REQUIRED ACTION » Go through the data that follows and restate each line exactly as it reads.
_____
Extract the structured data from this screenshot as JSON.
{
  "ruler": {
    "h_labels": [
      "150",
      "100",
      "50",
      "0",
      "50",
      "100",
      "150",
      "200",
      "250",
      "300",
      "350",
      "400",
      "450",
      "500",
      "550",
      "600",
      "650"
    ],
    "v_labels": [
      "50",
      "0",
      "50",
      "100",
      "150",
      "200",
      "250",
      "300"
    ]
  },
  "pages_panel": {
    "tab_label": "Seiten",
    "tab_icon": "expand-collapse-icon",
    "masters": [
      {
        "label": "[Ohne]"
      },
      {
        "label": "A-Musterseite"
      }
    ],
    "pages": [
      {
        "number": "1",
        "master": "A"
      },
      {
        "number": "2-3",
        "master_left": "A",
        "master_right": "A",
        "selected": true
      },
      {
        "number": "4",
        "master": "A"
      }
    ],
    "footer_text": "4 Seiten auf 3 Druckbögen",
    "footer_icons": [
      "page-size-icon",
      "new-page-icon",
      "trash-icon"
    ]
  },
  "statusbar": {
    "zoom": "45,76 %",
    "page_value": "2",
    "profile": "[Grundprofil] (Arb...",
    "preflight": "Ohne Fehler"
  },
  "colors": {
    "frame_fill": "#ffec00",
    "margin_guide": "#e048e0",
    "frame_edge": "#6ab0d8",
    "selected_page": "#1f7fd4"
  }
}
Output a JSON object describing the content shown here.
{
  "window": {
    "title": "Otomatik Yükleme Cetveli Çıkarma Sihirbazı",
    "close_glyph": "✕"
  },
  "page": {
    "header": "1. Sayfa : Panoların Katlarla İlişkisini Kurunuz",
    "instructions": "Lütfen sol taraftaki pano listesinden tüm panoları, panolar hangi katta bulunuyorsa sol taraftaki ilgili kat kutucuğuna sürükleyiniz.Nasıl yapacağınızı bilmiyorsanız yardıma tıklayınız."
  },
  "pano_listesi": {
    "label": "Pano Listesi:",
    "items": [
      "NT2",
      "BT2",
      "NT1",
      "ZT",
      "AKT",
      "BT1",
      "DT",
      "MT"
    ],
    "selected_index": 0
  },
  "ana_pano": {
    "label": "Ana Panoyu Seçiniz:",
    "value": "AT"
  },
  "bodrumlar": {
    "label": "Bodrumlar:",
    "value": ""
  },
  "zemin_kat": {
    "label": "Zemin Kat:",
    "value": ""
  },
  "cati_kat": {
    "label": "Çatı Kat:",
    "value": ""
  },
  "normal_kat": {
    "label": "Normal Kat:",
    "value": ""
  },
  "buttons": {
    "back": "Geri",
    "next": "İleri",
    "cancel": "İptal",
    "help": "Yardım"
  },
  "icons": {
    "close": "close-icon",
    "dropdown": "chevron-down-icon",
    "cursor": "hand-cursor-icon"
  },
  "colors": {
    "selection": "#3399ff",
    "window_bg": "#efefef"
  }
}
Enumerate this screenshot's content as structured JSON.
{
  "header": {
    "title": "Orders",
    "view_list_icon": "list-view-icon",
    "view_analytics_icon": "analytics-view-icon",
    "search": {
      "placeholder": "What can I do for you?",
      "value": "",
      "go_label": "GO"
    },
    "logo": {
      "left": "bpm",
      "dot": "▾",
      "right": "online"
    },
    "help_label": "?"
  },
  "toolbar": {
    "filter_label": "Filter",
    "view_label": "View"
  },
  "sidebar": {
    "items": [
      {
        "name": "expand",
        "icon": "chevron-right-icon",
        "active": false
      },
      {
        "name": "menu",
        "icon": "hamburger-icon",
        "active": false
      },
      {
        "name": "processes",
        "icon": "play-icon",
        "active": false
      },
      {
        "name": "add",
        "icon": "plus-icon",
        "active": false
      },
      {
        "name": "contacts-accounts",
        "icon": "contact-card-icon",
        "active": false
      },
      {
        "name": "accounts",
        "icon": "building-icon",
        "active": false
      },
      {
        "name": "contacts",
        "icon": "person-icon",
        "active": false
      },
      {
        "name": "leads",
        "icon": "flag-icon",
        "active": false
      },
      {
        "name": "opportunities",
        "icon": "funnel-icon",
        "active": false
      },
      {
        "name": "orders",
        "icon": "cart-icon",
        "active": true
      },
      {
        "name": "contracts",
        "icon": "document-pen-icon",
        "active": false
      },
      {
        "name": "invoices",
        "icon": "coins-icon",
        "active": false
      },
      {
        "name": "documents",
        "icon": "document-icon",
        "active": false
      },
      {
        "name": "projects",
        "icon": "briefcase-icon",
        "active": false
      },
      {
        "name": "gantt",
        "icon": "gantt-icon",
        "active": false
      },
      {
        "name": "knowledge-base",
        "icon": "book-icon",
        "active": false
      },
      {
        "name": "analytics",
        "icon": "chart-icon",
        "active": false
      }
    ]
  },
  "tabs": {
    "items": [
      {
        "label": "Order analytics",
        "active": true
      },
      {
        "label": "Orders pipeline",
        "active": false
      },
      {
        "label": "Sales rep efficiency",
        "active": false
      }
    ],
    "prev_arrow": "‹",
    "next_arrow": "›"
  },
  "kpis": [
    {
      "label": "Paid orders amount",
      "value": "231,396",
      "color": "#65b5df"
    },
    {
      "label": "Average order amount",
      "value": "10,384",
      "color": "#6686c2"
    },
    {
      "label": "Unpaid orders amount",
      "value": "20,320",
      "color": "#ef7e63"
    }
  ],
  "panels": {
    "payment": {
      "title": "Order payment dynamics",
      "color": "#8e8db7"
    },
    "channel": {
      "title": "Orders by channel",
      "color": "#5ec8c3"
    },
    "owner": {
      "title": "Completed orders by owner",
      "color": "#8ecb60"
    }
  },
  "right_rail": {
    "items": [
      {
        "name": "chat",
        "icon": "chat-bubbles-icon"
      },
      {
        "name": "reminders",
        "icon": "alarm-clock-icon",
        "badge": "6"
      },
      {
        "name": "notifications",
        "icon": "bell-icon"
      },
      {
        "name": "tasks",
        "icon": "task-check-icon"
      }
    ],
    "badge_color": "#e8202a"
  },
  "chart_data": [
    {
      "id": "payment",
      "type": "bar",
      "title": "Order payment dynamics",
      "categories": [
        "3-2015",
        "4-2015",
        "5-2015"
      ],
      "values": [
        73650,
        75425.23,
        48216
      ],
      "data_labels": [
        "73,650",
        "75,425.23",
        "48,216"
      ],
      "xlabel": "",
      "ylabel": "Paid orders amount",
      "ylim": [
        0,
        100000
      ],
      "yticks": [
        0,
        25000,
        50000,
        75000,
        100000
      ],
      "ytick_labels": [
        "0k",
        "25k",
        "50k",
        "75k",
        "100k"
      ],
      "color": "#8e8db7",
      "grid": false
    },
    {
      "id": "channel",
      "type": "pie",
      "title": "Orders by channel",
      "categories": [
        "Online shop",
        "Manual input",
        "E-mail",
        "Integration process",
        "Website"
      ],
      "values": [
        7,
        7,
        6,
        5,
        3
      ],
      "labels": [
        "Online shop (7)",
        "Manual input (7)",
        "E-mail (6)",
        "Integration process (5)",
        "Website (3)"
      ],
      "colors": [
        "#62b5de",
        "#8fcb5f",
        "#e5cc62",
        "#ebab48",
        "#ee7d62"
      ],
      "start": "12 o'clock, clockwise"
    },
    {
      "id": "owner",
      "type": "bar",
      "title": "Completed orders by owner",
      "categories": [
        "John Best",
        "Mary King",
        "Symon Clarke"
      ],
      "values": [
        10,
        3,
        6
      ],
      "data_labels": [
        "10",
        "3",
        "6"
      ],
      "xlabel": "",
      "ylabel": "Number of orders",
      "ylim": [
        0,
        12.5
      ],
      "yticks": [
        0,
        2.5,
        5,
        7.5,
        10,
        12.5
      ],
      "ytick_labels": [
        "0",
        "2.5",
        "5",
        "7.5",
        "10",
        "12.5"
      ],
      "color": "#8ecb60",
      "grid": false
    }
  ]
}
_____
OUTPUT »
Extract the structured data from this screenshot as JSON.
{
  "ruler": {
    "h_labels": [
      "150",
      "100",
      "50",
      "0",
      "50",
      "100",
      "150",
      "200",
      "250",
      "300",
      "350",
      "400",
      "450",
      "500",
      "550",
      "600",
      "650"
    ],
    "v_labels": [
      "50",
      "0",
      "50",
      "100",
      "150",
      "200",
      "250",
      "300"
    ]
  },
  "pages_panel": {
    "tab_label": "Seiten",
    "tab_icon": "expand-collapse-icon",
    "masters": [
      {
        "label": "[Ohne]"
      },
      {
        "label": "A-Musterseite"
      }
    ],
    "pages": [
      {
        "number": "1",
        "master": "A"
      },
      {
        "number": "2-3",
        "master_left": "A",
        "master_right": "A",
        "selected": true
      },
      {
        "number": "4",
        "master": "A"
      }
    ],
    "footer_text": "4 Seiten auf 3 Druckbögen",
    "footer_icons": [
      "page-size-icon",
      "new-page-icon",
      "trash-icon"
    ]
  },
  "statusbar": {
    "zoom": "45,76 %",
    "page_value": "2",
    "profile": "[Grundprofil] (Arb...",
    "preflight": "Ohne Fehler"
  },
  "colors": {
    "frame_fill": "#ffec00",
    "margin_guide": "#e048e0",
    "frame_edge": "#6ab0d8",
    "selected_page": "#1f7fd4"
  }
}
Output a JSON object describing the content shown here.
{
  "window": {
    "title": "Otomatik Yükleme Cetveli Çıkarma Sihirbazı",
    "close_glyph": "✕"
  },
  "page": {
    "header": "1. Sayfa : Panoların Katlarla İlişkisini Kurunuz",
    "instructions": "Lütfen sol taraftaki pano listesinden tüm panoları, panolar hangi katta bulunuyorsa sol taraftaki ilgili kat kutucuğuna sürükleyiniz.Nasıl yapacağınızı bilmiyorsanız yardıma tıklayınız."
  },
  "pano_listesi": {
    "label": "Pano Listesi:",
    "items": [
      "NT2",
      "BT2",
      "NT1",
      "ZT",
      "AKT",
      "BT1",
      "DT",
      "MT"
    ],
    "selected_index": 0
  },
  "ana_pano": {
    "label": "Ana Panoyu Seçiniz:",
    "value": "AT"
  },
  "bodrumlar": {
    "label": "Bodrumlar:",
    "value": ""
  },
  "zemin_kat": {
    "label": "Zemin Kat:",
    "value": ""
  },
  "cati_kat": {
    "label": "Çatı Kat:",
    "value": ""
  },
  "normal_kat": {
    "label": "Normal Kat:",
    "value": ""
  },
  "buttons": {
    "back": "Geri",
    "next": "İleri",
    "cancel": "İptal",
    "help": "Yardım"
  },
  "icons": {
    "close": "close-icon",
    "dropdown": "chevron-down-icon",
    "cursor": "hand-cursor-icon"
  },
  "colors": {
    "selection": "#3399ff",
    "window_bg": "#efefef"
  }
}
Enumerate this screenshot's content as structured JSON.
{
  "header": {
    "title": "Orders",
    "view_list_icon": "list-view-icon",
    "view_analytics_icon": "analytics-view-icon",
    "search": {
      "placeholder": "What can I do for you?",
      "value": "",
      "go_label": "GO"
    },
    "logo": {
      "left": "bpm",
      "dot": "▾",
      "right": "online"
    },
    "help_label": "?"
  },
  "toolbar": {
    "filter_label": "Filter",
    "view_label": "View"
  },
  "sidebar": {
    "items": [
      {
        "name": "expand",
        "icon": "chevron-right-icon",
        "active": false
      },
      {
        "name": "menu",
        "icon": "hamburger-icon",
        "active": false
      },
      {
        "name": "processes",
        "icon": "play-icon",
        "active": false
      },
      {
        "name": "add",
        "icon": "plus-icon",
        "active": false
      },
      {
        "name": "contacts-accounts",
        "icon": "contact-card-icon",
        "active": false
      },
      {
        "name": "accounts",
        "icon": "building-icon",
        "active": false
      },
      {
        "name": "contacts",
        "icon": "person-icon",
        "active": false
      },
      {
        "name": "leads",
        "icon": "flag-icon",
        "active": false
      },
      {
        "name": "opportunities",
        "icon": "funnel-icon",
        "active": false
      },
      {
        "name": "orders",
        "icon": "cart-icon",
        "active": true
      },
      {
        "name": "contracts",
        "icon": "document-pen-icon",
        "active": false
      },
      {
        "name": "invoices",
        "icon": "coins-icon",
        "active": false
      },
      {
        "name": "documents",
        "icon": "document-icon",
        "active": false
      },
      {
        "name": "projects",
        "icon": "briefcase-icon",
        "active": false
      },
      {
        "name": "gantt",
        "icon": "gantt-icon",
        "active": false
      },
      {
        "name": "knowledge-base",
        "icon": "book-icon",
        "active": false
      },
      {
        "name": "analytics",
        "icon": "chart-icon",
        "active": false
      }
    ]
  },
  "tabs": {
    "items": [
      {
        "label": "Order analytics",
        "active": true
      },
      {
        "label": "Orders pipeline",
        "active": false
      },
      {
        "label": "Sales rep efficiency",
        "active": false
      }
    ],
    "prev_arrow": "‹",
    "next_arrow": "›"
  },
  "kpis": [
    {
      "label": "Paid orders amount",
      "value": "231,396",
      "color": "#65b5df"
    },
    {
      "label": "Average order amount",
      "value": "10,384",
      "color": "#6686c2"
    },
    {
      "label": "Unpaid orders amount",
      "value": "20,320",
      "color": "#ef7e63"
    }
  ],
  "panels": {
    "payment": {
      "title": "Order payment dynamics",
      "color": "#8e8db7"
    },
    "channel": {
      "title": "Orders by channel",
      "color": "#5ec8c3"
    },
    "owner": {
      "title": "Completed orders by owner",
      "color": "#8ecb60"
    }
  },
  "right_rail": {
    "items": [
      {
        "name": "chat",
        "icon": "chat-bubbles-icon"
      },
      {
        "name": "reminders",
        "icon": "alarm-clock-icon",
        "badge": "6"
      },
      {
        "name": "notifications",
        "icon": "bell-icon"
      },
      {
        "name": "tasks",
        "icon": "task-check-icon"
      }
    ],
    "badge_color": "#e8202a"
  },
  "chart_data": [
    {
      "id": "payment",
      "type": "bar",
      "title": "Order payment dynamics",
      "categories": [
        "3-2015",
        "4-2015",
        "5-2015"
      ],
      "values": [
        73650,
        75425.23,
        48216
      ],
      "data_labels": [
        "73,650",
        "75,425.23",
        "48,216"
      ],
      "xlabel": "",
      "ylabel": "Paid orders amount",
      "ylim": [
        0,
        100000
      ],
      "yticks": [
        0,
        25000,
        50000,
        75000,
        100000
      ],
      "ytick_labels": [
        "0k",
        "25k",
        "50k",
        "75k",
        "100k"
      ],
      "color": "#8e8db7",
      "grid": false
    },
    {
      "id": "channel",
      "type": "pie",
      "title": "Orders by channel",
      "categories": [
        "Online shop",
        "Manual input",
        "E-mail",
        "Integration process",
        "Website"
      ],
      "values": [
        7,
        7,
        6,
        5,
        3
      ],
      "labels": [
        "Online shop (7)",
        "Manual input (7)",
        "E-mail (6)",
        "Integration process (5)",
        "Website (3)"
      ],
      "colors": [
        "#62b5de",
        "#8fcb5f",
        "#e5cc62",
        "#ebab48",
        "#ee7d62"
      ],
      "start": "12 o'clock, clockwise"
    },
    {
      "id": "owner",
      "type": "bar",
      "title": "Completed orders by owner",
      "categories": [
        "John Best",
        "Mary King",
        "Symon Clarke"
      ],
      "values": [
        10,
        3,
        6
      ],
      "data_labels": [
        "10",
        "3",
        "6"
      ],
      "xlabel": "",
      "ylabel": "Number of orders",
      "ylim": [
        0,
        12.5
      ],
      "yticks": [
        0,
        2.5,
        5,
        7.5,
        10,
        12.5
      ],
      "ytick_labels": [
        "0",
        "2.5",
        "5",
        "7.5",
        "10",
        "12.5"
      ],
      "color": "#8ecb60",
      "grid": false
    }
  ]
}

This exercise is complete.